Health Care Fun, or: Maybe I Should Take My Chances With The Mosquitoes

Here's an outline of the trail of calls I've been making today, trying to get the last of my immunizations in order. Everything is taken care of except the malaria tablets, which I've held off until now because the student health service told me they should be taken four weeks before departure.

1st call: my university's student health service.

"Hi, I'd like to get a prescription for malaria tablets!"

"Are you taking summer classes?"

"No, but I've paid for summer health insurance."

"Well, I'm sorry, but our facilities are only available to students taking summer classes."

(Trying not to sound irritated:) "Then where can I go with my insurance policy?"

I get a phone number of a local health department. A phone tree takes me to the immunizations wing. It takes almost four hours to get a live person on the phone (the phone tree dumps me into an answering machine; I leave my name and number, and call back every hour thereafter as there is no response... on the fifth try I get a human).

"Hello, foreign immunizations, how may I help you?"

"I'd like to get a prescription for malaria tablets, please!"

"Do you have a written prescription from a physician?"

"No -- may I make an appointment with one?"

"I'm sorry; we don't have any physicians on staff."

You don't have any physicians on staff? At the Local County Health Department? Don't even the smallest of rural clinics have physicians?

"Okay, where can I call to set up an appointment with a physician?"

And then I get this speech about how it's going to be difficult, because most hospitals in the area don't even stock malaria tablets, because who goes to India these days? (My guess is at least some of the 800 desis who attended the Bollywood concert make a trip, now and again, but refrained from saying it aloud.) But she puts me on hold for a while and then tells me that she's got the name of a pharmacy that currently has malaria tablets in stock, and that I should call them and have them refer me to a physician.

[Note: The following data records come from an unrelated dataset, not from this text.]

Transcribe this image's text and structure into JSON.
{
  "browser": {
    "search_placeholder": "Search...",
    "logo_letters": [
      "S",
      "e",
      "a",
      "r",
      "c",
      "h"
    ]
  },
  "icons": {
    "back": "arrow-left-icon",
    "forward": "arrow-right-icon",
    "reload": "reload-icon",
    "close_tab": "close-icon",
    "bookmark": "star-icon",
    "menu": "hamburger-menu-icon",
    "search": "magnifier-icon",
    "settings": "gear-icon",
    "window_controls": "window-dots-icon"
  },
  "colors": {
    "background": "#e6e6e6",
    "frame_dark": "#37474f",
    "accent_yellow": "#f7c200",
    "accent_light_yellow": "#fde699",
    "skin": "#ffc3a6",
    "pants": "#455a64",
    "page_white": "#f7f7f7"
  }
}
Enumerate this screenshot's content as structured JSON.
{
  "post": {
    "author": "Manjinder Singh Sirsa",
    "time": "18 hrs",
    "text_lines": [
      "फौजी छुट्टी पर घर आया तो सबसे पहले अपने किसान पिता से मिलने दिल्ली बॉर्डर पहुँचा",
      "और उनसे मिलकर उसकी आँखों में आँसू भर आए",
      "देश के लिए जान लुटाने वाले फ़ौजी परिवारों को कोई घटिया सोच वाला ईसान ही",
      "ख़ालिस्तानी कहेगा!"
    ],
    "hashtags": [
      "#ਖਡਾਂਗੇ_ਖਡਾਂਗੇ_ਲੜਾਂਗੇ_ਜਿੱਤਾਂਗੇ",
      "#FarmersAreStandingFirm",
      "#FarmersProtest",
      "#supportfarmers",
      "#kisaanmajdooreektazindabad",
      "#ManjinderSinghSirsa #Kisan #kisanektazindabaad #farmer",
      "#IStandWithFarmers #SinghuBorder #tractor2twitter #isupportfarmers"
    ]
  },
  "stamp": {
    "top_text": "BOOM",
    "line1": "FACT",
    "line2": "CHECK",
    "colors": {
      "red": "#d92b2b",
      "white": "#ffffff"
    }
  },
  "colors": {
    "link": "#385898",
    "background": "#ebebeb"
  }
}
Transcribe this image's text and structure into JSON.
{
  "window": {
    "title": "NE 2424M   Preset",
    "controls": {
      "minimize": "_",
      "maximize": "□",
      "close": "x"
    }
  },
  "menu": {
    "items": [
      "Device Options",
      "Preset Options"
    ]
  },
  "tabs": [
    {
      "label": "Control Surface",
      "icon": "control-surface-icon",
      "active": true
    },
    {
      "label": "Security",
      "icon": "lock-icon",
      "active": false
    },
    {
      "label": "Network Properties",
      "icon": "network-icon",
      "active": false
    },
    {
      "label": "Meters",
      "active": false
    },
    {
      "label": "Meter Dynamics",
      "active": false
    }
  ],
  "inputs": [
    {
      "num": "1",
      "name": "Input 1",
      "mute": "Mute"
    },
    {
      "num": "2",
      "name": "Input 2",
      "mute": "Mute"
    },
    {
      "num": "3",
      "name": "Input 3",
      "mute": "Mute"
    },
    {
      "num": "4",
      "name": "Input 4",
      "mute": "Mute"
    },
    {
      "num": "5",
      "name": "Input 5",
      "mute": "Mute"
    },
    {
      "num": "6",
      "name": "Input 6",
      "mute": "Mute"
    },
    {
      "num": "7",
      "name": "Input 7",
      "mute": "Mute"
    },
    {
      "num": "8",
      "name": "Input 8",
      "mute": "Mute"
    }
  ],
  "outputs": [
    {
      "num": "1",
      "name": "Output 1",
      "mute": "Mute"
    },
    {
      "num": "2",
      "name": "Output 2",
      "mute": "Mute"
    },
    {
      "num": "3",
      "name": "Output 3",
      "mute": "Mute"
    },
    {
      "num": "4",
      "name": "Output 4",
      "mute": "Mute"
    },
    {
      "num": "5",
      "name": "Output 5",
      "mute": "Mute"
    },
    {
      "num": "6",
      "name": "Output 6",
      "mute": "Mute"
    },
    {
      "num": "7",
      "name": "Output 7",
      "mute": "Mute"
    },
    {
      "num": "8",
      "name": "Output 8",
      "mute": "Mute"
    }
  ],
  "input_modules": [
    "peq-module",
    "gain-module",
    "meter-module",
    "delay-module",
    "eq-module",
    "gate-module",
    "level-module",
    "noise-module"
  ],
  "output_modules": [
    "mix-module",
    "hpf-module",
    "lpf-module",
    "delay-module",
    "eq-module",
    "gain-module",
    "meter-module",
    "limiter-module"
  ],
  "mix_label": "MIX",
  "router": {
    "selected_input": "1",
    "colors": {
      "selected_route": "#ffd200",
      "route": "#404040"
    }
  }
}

I call the number.

"Hello, student health service pharmacy!"

Well, this isn't going to do me any good.

But the guy on the other end of the phone is more than helpful. From him I learn the following:

1. Yes, they have malaria tablets in stock.
2. No, I can't get a student health services physician to write a prescription for me... because I'm not taking summer classes. (At this point I'm considering enrolling.)
3. He would be able to fill the prescription for me if I got a physician at another hospital or clinic to write it.
4. This would not be covered by my insurance.
5. Neither would the physician's visit.

Okay... and matching his polite cheerfulness (while resisting asking him why the university insists I purchase their insurance to remain enrolled if I cannot actually access said benefits, much less the student health service itself), I ask him if he can refer me to a physician.

He can't. He mentions the County Health Department. I explain that I called them and they have nobody on staff able to write a presciption. He suggests the health department in the next county over.

At this point, it is too late in the day to call (the place closes at 4:30 in the afternoon), but I will continue these adventures tomorrow.

There is a hospital, of course, where I live, and I'm sure it must have physicians -- I wonder what would happen if I called over there?

Or I could forego the entire thing and trust that since I'm already immunized against Hep A, B, typhoid, and polio, maybe I'll get lucky with the malaria. ^__^ After all, as I learned today, India has no actual immunization requirements.

Blargh.

2 comments:

Anonymous said...

Blue,

most desis I know don't take malaria tablets! BTW, if the malaria tablet in question is "Larium" please google it - that tablet is known to cause lots of problems.

Besides, aren't you going in August? That's not malaria season AFAIK. Normal precaustions re: health seem to be more than adequate for my family, which includes children born here, so built-up immunity from India.
As for me, I delight in eating just like I did when I lived there - street food etc. - and find that my immune system still accepts it just fine...common allergens in the US however - blah!

Good Luck!

Bitterlemons

Daniel said...

SO, here's what you do. Do you have a doctor at home? Or a friend who's a doctor? Get that doctor to call your student health service and request the pills for you.

I hate medical bureaucracy!